FRANKFURT (Reuters) - German book retailers have teamed up with Deutsche Telekom
Thalia, Weltbild, Hugendubel and Club Bertelsmann will start selling the 'Tolino' eReader from March 7, with over 300,000 books available for download, to compete with Amazon's Kindle and Apple's
As in Britain, where chains like Waterstones have come under pressure from the likes of Amazon, German book retailers have also suffered.
Thalia, the biggest German book retailer is undergoing restructuring and closing shops and saw sales fall 2 percent to 915 million euros ($1.2 billion) in its business year to end-September.
"The future of the German book industry should remain in our hands and not those of listed American groups," Carel Halff of publisher and retailer Weltbild said.
While e-books make up over 10 percent of the book market in the United States, that proportion is at just 3.2 percent for the German market.
But the market is growing fast, with sales of e-books tripling in 2012 to 102 million euros, according to market research group GfK. E-books could account for 17 percent of sales on the German book market by 2015.
Amazon had total sales of $8.7 billion in Germany in 2012, more than its sales in the UK of $6.5 billion, according to a recent stock exchange filing.
An article by specialist magazine Buchreport earlier this month estimated Amazon had book sales of 1.6-1.8 billion euros in Germany in 2012, equivalent to a 20 percent share of the German book market, which was worth around 9.6 billion euros in 2011.
A spokeswoman for Thalia, owned by perfumes and beauty retailer Douglas
"This is exactly the right moment," she told Reuters. "It's about offering the customer a good alternative to Amazon and Apple now, in order to secure a position in the market for the future."
The Tolino has a touch screen, a battery life of up to 7 weeks and can store around 2,000 books. Thalia said it will be selling the device at 99 euros. The cheapest Kindle on amazon.de is 79 euros.

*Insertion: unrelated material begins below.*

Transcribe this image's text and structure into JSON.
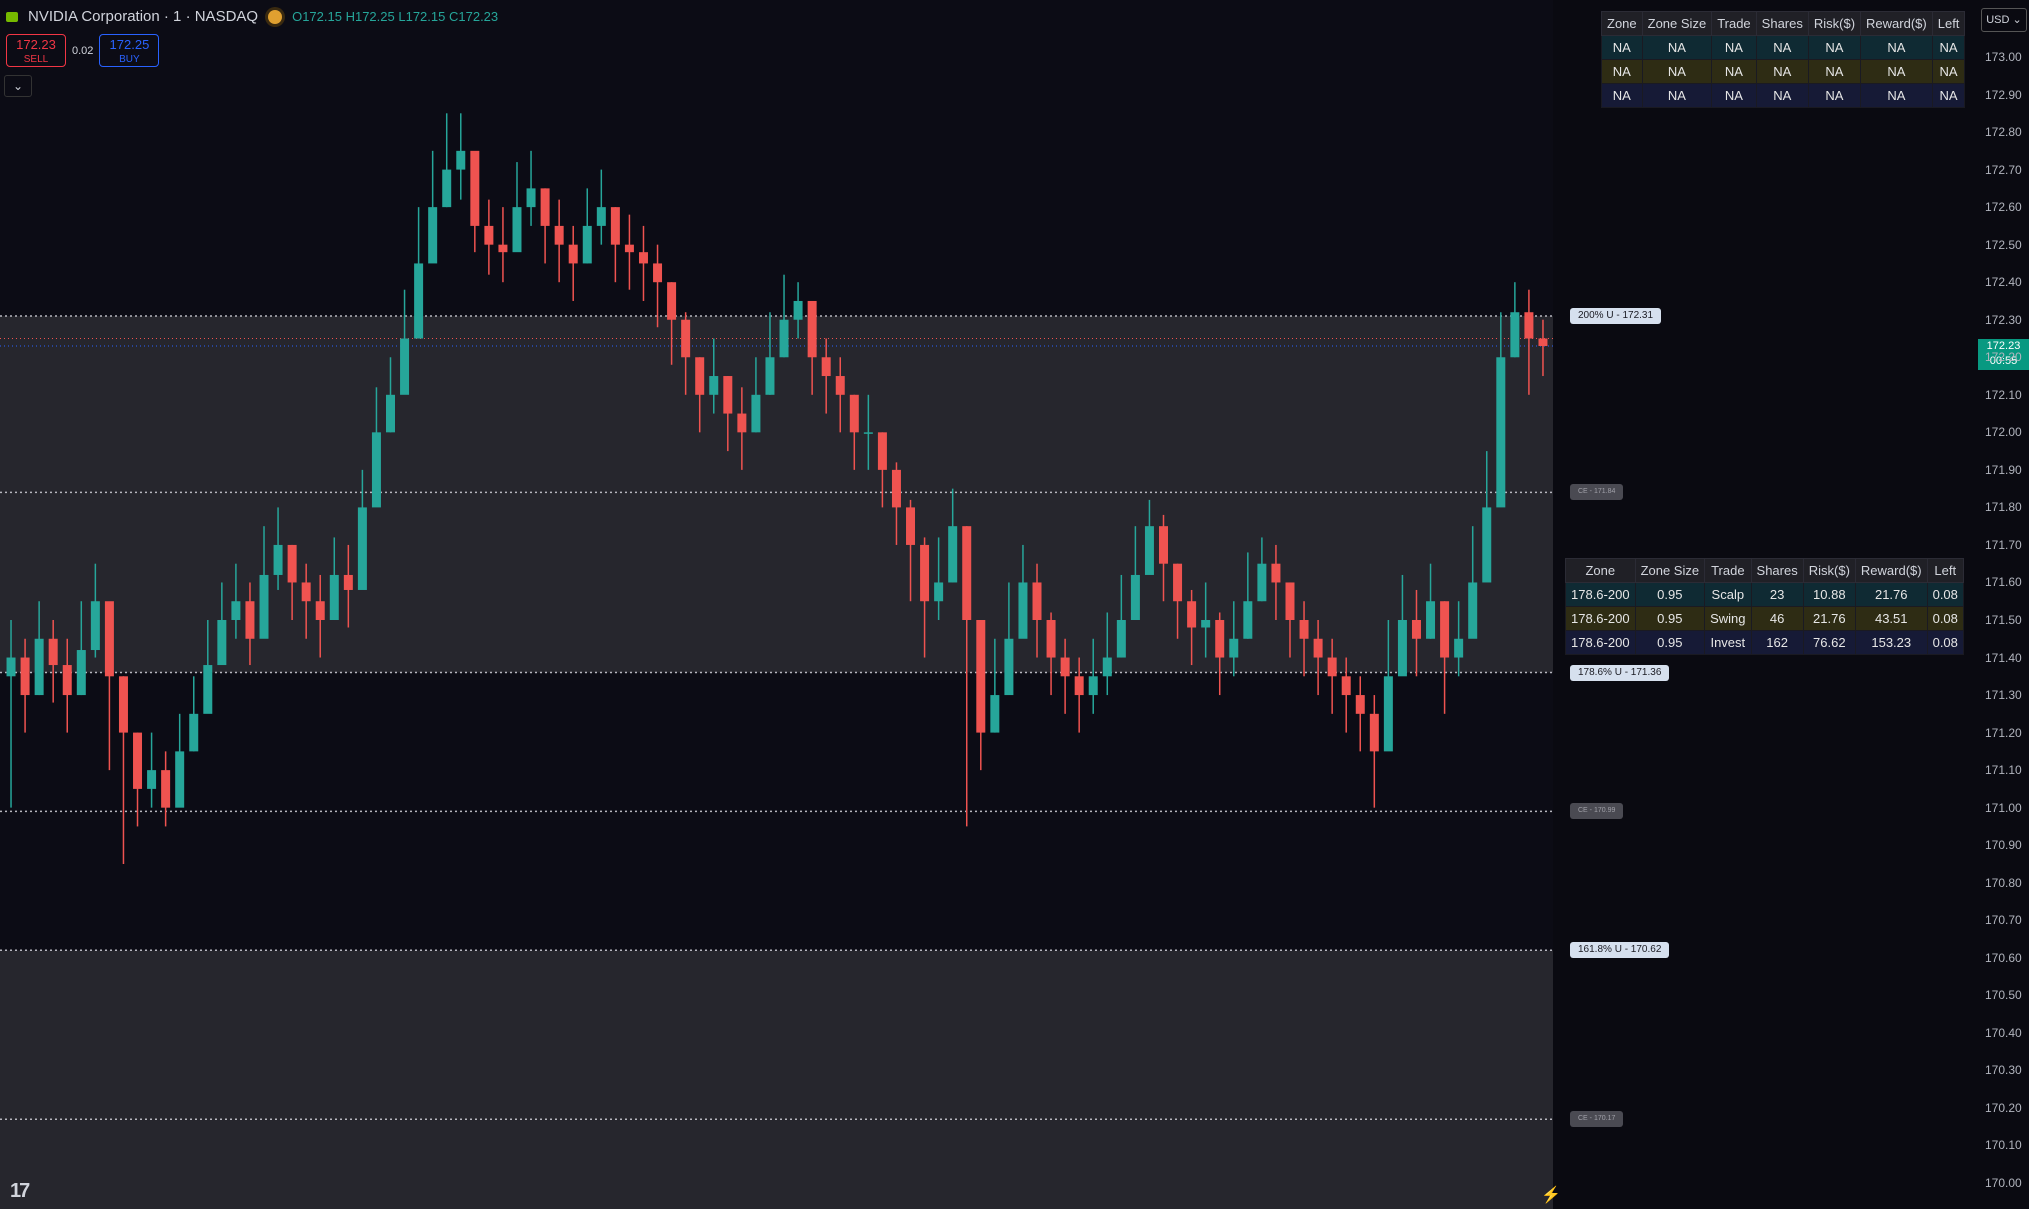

The companies are open to other book retailers joining the partnership, they said.
($1 = 0.7649 euros)
(Reporting by Victoria Bryan; Editing by Elaine Hardcastle)